Crafting bikes by hand is one way professor Jay Kinsinger worships.
“When I create wooden bicycles I feel (God’s) pleasure,” Kinsinger said. “It’s a form of worship for me.”
Kinsinger, who has taught mechanical and biomedical engineering at Cedarville for 16 years, said the first wooden bike he builttook him more than 400 hours to complete. Fortunately, he said, since he’s had quite a bit of practice at this point, he’s gotten the time down to about 100 hours. Kinsinger said he’s hand-crafted about 12 bikes by himself and helped others make about 10 more.
Kinsinger said he’s been cycling since he was about seven and has been an avid woodworker his whole life. He said he had access to nice tools and training because his dad was a shop teacher.
Kinsinger also worked as a bicycle mechanic in high school and college. During high school, he and his best friend planned to pedal from coast to coast.
“He told me we should do it when we graduated, and I agreed,” he said. “When we graduated, he got busy and went off. So I ended up cycling from coast to coast myself in 1981.”
Kinsinger said he has also gone cross-country biking all over the world, including Europe, New Zealand and Australia, but all that was still during Kinsinger’s time with standard metal bikes.
Kinsinger built steel bicycle frames as a hobby for three decades before he started using wood for bike frames.
“About four years ago, somebody showed me a picture of a wooden bike, and woodworking is another thing I really love to do, so I said to myself, ‘Wow, that looks pretty neat, let me see if I can do that,’” he said. “I put my two loves together, and I haven’t looked back.”
He said his first wood frame was a manufacturing challenge and novelty.
“I soon realized that wood is fantastic material to use for frame building: very tough, light weight, no need to know how to weld (steep learning curve) the wood absorbs vibration so it has an incredibly smooth ride, sustainable (can’t get more green than a tree) and they are award-winningly beautiful,” Kinsinger wrote.
And he’s always trying new things.
“I’ve built tandems, a 29er mountain bike, a custom frame for a dwarf, several folding travel bicycles, cyclo cross bikes, electric bikes, a few normal road bikes and a unicycle,” Kinsinger wrote.
With the completed bikes, Kinsinger said he rides them a lot, including a cross-country trip with his son last summer.
Kinsinger, who has four children, said he’s ridden across Europe with his family, as well as taken many other local trips with them.
“Just last summer, we pedalled from the University of Dayton to Notre Dame for a charity ride,” he said. “It was called Ride for Life, and it was hosted by Dayton Right To Life. We rode two wooden tandems, and one boring metal tandem because, well, I’ve only got two wooden tandems.”
Building the bikes together
Kinsinger builds his own bikes for fun, but he also serves as a senior design project advisor for the mechanical engineering program. One of the project options this year was to assist Kinsinger in the construction of an electric wooden bike, a task four mechanical engineering students selected.

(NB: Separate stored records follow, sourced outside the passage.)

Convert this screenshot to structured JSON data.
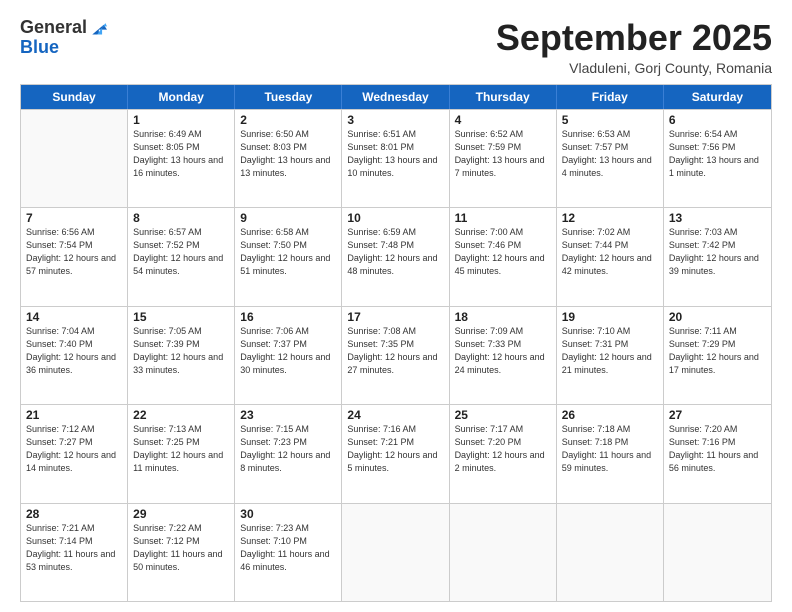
{
  "header": {
    "logo_general": "General",
    "logo_blue": "Blue",
    "month_title": "September 2025",
    "location": "Vladuleni, Gorj County, Romania"
  },
  "weekdays": [
    "Sunday",
    "Monday",
    "Tuesday",
    "Wednesday",
    "Thursday",
    "Friday",
    "Saturday"
  ],
  "weeks": [
    [
      {
        "day": "",
        "empty": true
      },
      {
        "day": "1",
        "sunrise": "Sunrise: 6:49 AM",
        "sunset": "Sunset: 8:05 PM",
        "daylight": "Daylight: 13 hours and 16 minutes."
      },
      {
        "day": "2",
        "sunrise": "Sunrise: 6:50 AM",
        "sunset": "Sunset: 8:03 PM",
        "daylight": "Daylight: 13 hours and 13 minutes."
      },
      {
        "day": "3",
        "sunrise": "Sunrise: 6:51 AM",
        "sunset": "Sunset: 8:01 PM",
        "daylight": "Daylight: 13 hours and 10 minutes."
      },
      {
        "day": "4",
        "sunrise": "Sunrise: 6:52 AM",
        "sunset": "Sunset: 7:59 PM",
        "daylight": "Daylight: 13 hours and 7 minutes."
      },
      {
        "day": "5",
        "sunrise": "Sunrise: 6:53 AM",
        "sunset": "Sunset: 7:57 PM",
        "daylight": "Daylight: 13 hours and 4 minutes."
      },
      {
        "day": "6",
        "sunrise": "Sunrise: 6:54 AM",
        "sunset": "Sunset: 7:56 PM",
        "daylight": "Daylight: 13 hours and 1 minute."
      }
    ],
    [
      {
        "day": "7",
        "sunrise": "Sunrise: 6:56 AM",
        "sunset": "Sunset: 7:54 PM",
        "daylight": "Daylight: 12 hours and 57 minutes."
      },
      {
        "day": "8",
        "sunrise": "Sunrise: 6:57 AM",
        "sunset": "Sunset: 7:52 PM",
        "daylight": "Daylight: 12 hours and 54 minutes."
      },
      {
        "day": "9",
        "sunrise": "Sunrise: 6:58 AM",
        "sunset": "Sunset: 7:50 PM",
        "daylight": "Daylight: 12 hours and 51 minutes."
      },
      {
        "day": "10",
        "sunrise": "Sunrise: 6:59 AM",
        "sunset": "Sunset: 7:48 PM",
        "daylight": "Daylight: 12 hours and 48 minutes."
      },
      {
        "day": "11",
        "sunrise": "Sunrise: 7:00 AM",
        "sunset": "Sunset: 7:46 PM",
        "daylight": "Daylight: 12 hours and 45 minutes."
      },
      {
        "day": "12",
        "sunrise": "Sunrise: 7:02 AM",
        "sunset": "Sunset: 7:44 PM",
        "daylight": "Daylight: 12 hours and 42 minutes."
      },
      {
        "day": "13",
        "sunrise": "Sunrise: 7:03 AM",
        "sunset": "Sunset: 7:42 PM",
        "daylight": "Daylight: 12 hours and 39 minutes."
      }
    ],
    [
      {
        "day": "14",
        "sunrise": "Sunrise: 7:04 AM",
        "sunset": "Sunset: 7:40 PM",
        "daylight": "Daylight: 12 hours and 36 minutes."
      },
      {
        "day": "15",
        "sunrise": "Sunrise: 7:05 AM",
        "sunset": "Sunset: 7:39 PM",
        "daylight": "Daylight: 12 hours and 33 minutes."
      },
      {
        "day": "16",
        "sunrise": "Sunrise: 7:06 AM",
        "sunset": "Sunset: 7:37 PM",
        "daylight": "Daylight: 12 hours and 30 minutes."
      },
      {
        "day": "17",
        "sunrise": "Sunrise: 7:08 AM",
        "sunset": "Sunset: 7:35 PM",
        "daylight": "Daylight: 12 hours and 27 minutes."
      },
      {
        "day": "18",
        "sunrise": "Sunrise: 7:09 AM",
        "sunset": "Sunset: 7:33 PM",
        "daylight": "Daylight: 12 hours and 24 minutes."
      },
      {
        "day": "19",
        "sunrise": "Sunrise: 7:10 AM",
        "sunset": "Sunset: 7:31 PM",
        "daylight": "Daylight: 12 hours and 21 minutes."
      },
      {
        "day": "20",
        "sunrise": "Sunrise: 7:11 AM",
        "sunset": "Sunset: 7:29 PM",
        "daylight": "Daylight: 12 hours and 17 minutes."
      }
    ],
    [
      {
        "day": "21",
        "sunrise": "Sunrise: 7:12 AM",
        "sunset": "Sunset: 7:27 PM",
        "daylight": "Daylight: 12 hours and 14 minutes."
      },
      {
        "day": "22",
        "sunrise": "Sunrise: 7:13 AM",
        "sunset": "Sunset: 7:25 PM",
        "daylight": "Daylight: 12 hours and 11 minutes."
      },
      {
        "day": "23",
        "sunrise": "Sunrise: 7:15 AM",
        "sunset": "Sunset: 7:23 PM",
        "daylight": "Daylight: 12 hours and 8 minutes."
      },
      {
        "day": "24",
        "sunrise": "Sunrise: 7:16 AM",
        "sunset": "Sunset: 7:21 PM",
        "daylight": "Daylight: 12 hours and 5 minutes."
      },
      {
        "day": "25",
        "sunrise": "Sunrise: 7:17 AM",
        "sunset": "Sunset: 7:20 PM",
        "daylight": "Daylight: 12 hours and 2 minutes."
      },
      {
        "day": "26",
        "sunrise": "Sunrise: 7:18 AM",
        "sunset": "Sunset: 7:18 PM",
        "daylight": "Daylight: 11 hours and 59 minutes."
      },
      {
        "day": "27",
        "sunrise": "Sunrise: 7:20 AM",
        "sunset": "Sunset: 7:16 PM",
        "daylight": "Daylight: 11 hours and 56 minutes."
      }
    ],
    [
      {
        "day": "28",
        "sunrise": "Sunrise: 7:21 AM",
        "sunset": "Sunset: 7:14 PM",
        "daylight": "Daylight: 11 hours and 53 minutes."
      },
      {
        "day": "29",
        "sunrise": "Sunrise: 7:22 AM",
        "sunset": "Sunset: 7:12 PM",
        "daylight": "Daylight: 11 hours and 50 minutes."
      },
      {
        "day": "30",
        "sunrise": "Sunrise: 7:23 AM",
        "sunset": "Sunset: 7:10 PM",
        "daylight": "Daylight: 11 hours and 46 minutes."
      },
      {
        "day": "",
        "empty": true
      },
      {
        "day": "",
        "empty": true
      },
      {
        "day": "",
        "empty": true
      },
      {
        "day": "",
        "empty": true
      }
    ]
  ]
}
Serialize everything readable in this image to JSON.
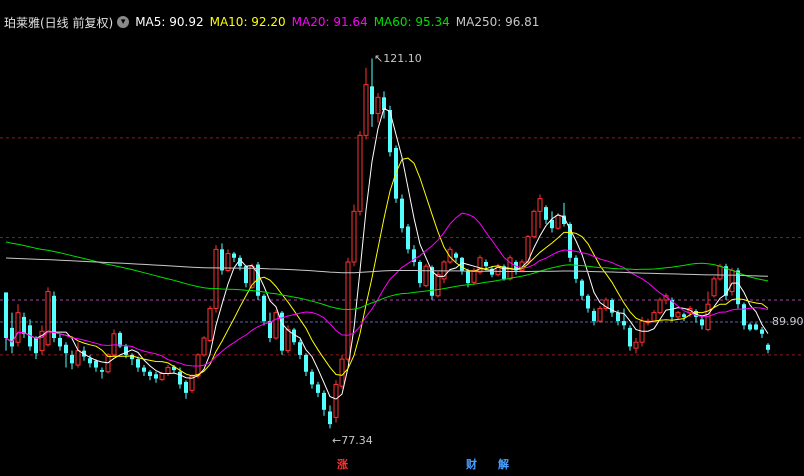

Benjamin Tuttle is one of the seniors Kinsinger has been working with on the bike.
“I first decided to get involved with the bikes as a junior, when I saw the senior design crew of that year working on them,” he said. “For five years, I went on road biking trips with my dad and brother, and I really enjoyed it. That did a lot to develop my passion for biking.”
Tuttle’s role in this year’s endeavor was the “mechanical technician” – he tested the strength of the wood and carbon fiber components before they were used in the frame.
Grant Kovac, another member of the senior design team, prepares the wood for the bikes and composes the layouts.
“Kinsinger pitching the idea for the electric bike, at first, I was pretty hesitant,” he said, “but I decided to take it on because it was a really interesting concept.”
Kovac said he’s essentially Kinsinger’s muscle for the project, and he constructed the chains for the first electric bike.
“Building the first bike probably took more than 100 hours, which was largely due to the fact that no one really knew anything about making e-bikes,” Kovac said. “Kinsinger was used to building regular bikes, but this was completely new to him, too.”
Kinsinger said he’s has had good responses to the wooden bike project on the list of potential engineering capstone projects and already has a team slated to work on the project next year.
“Wooden bicycles combine two of my passions,” Kinsinger wrote in an email. “A definition of creativity I like is: putting together two previously unrelated objects or ideas and make something new.”
Dominique Jackson is a junior broadcasting major with a concentration in audio and an arts and entertainment writer for Cedars. When he’s not recording, he enjoys writing poetry, singing loudly and ignoring most societal norms.
Cedars editor Lauren Eissler contributed to this story.